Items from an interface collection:
= = = =

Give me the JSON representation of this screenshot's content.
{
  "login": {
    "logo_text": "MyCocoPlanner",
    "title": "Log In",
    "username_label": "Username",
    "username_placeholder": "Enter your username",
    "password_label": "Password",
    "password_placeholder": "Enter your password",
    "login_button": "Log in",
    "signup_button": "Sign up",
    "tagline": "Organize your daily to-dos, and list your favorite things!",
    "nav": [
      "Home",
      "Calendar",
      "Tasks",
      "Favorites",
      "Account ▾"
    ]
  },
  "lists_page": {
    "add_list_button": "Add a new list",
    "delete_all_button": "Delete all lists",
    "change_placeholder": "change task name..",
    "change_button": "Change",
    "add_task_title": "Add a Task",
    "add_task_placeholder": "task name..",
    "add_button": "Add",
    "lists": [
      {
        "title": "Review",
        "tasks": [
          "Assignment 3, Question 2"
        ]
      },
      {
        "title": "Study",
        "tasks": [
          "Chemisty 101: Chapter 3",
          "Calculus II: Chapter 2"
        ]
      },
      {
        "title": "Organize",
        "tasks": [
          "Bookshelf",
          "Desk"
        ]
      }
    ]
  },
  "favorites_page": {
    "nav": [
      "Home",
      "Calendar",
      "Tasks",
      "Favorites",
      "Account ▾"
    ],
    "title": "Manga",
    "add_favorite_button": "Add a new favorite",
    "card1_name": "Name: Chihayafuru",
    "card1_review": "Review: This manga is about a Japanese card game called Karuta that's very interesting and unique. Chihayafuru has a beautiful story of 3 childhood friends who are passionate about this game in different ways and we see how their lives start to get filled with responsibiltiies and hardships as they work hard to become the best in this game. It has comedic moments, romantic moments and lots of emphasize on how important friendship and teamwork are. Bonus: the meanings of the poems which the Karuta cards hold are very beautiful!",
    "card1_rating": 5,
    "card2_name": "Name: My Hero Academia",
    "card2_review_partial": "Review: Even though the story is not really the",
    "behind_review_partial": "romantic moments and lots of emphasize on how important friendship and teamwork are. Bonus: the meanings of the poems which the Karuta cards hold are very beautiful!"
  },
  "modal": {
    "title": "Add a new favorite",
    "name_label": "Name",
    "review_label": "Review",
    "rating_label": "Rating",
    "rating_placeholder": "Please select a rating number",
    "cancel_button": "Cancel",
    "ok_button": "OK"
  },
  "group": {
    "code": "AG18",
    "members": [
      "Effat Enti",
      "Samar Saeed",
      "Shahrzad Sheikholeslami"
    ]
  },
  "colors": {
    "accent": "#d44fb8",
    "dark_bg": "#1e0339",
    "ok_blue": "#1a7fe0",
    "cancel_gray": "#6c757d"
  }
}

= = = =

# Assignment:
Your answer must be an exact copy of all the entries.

# Exercise output:
Give me the JSON representation of this screenshot's content.
{
  "login": {
    "logo_text": "MyCocoPlanner",
    "title": "Log In",
    "username_label": "Username",
    "username_placeholder": "Enter your username",
    "password_label": "Password",
    "password_placeholder": "Enter your password",
    "login_button": "Log in",
    "signup_button": "Sign up",
    "tagline": "Organize your daily to-dos, and list your favorite things!",
    "nav": [
      "Home",
      "Calendar",
      "Tasks",
      "Favorites",
      "Account ▾"
    ]
  },
  "lists_page": {
    "add_list_button": "Add a new list",
    "delete_all_button": "Delete all lists",
    "change_placeholder": "change task name..",
    "change_button": "Change",
    "add_task_title": "Add a Task",
    "add_task_placeholder": "task name..",
    "add_button": "Add",
    "lists": [
      {
        "title": "Review",
        "tasks": [
          "Assignment 3, Question 2"
        ]
      },
      {
        "title": "Study",
        "tasks": [
          "Chemisty 101: Chapter 3",
          "Calculus II: Chapter 2"
        ]
      },
      {
        "title": "Organize",
        "tasks": [
          "Bookshelf",
          "Desk"
        ]
      }
    ]
  },
  "favorites_page": {
    "nav": [
      "Home",
      "Calendar",
      "Tasks",
      "Favorites",
      "Account ▾"
    ],
    "title": "Manga",
    "add_favorite_button": "Add a new favorite",
    "card1_name": "Name: Chihayafuru",
    "card1_review": "Review: This manga is about a Japanese card game called Karuta that's very interesting and unique. Chihayafuru has a beautiful story of 3 childhood friends who are passionate about this game in different ways and we see how their lives start to get filled with responsibiltiies and hardships as they work hard to become the best in this game. It has comedic moments, romantic moments and lots of emphasize on how important friendship and teamwork are. Bonus: the meanings of the poems which the Karuta cards hold are very beautiful!",
    "card1_rating": 5,
    "card2_name": "Name: My Hero Academia",
    "card2_review_partial": "Review: Even though the story is not really the",
    "behind_review_partial": "romantic moments and lots of emphasize on how important friendship and teamwork are. Bonus: the meanings of the poems which the Karuta cards hold are very beautiful!"
  },
  "modal": {
    "title": "Add a new favorite",
    "name_label": "Name",
    "review_label": "Review",
    "rating_label": "Rating",
    "rating_placeholder": "Please select a rating number",
    "cancel_button": "Cancel",
    "ok_button": "OK"
  },
  "group": {
    "code": "AG18",
    "members": [
      "Effat Enti",
      "Samar Saeed",
      "Shahrzad Sheikholeslami"
    ]
  },
  "colors": {
    "accent": "#d44fb8",
    "dark_bg": "#1e0339",
    "ok_blue": "#1a7fe0",
    "cancel_gray": "#6c757d"
  }
}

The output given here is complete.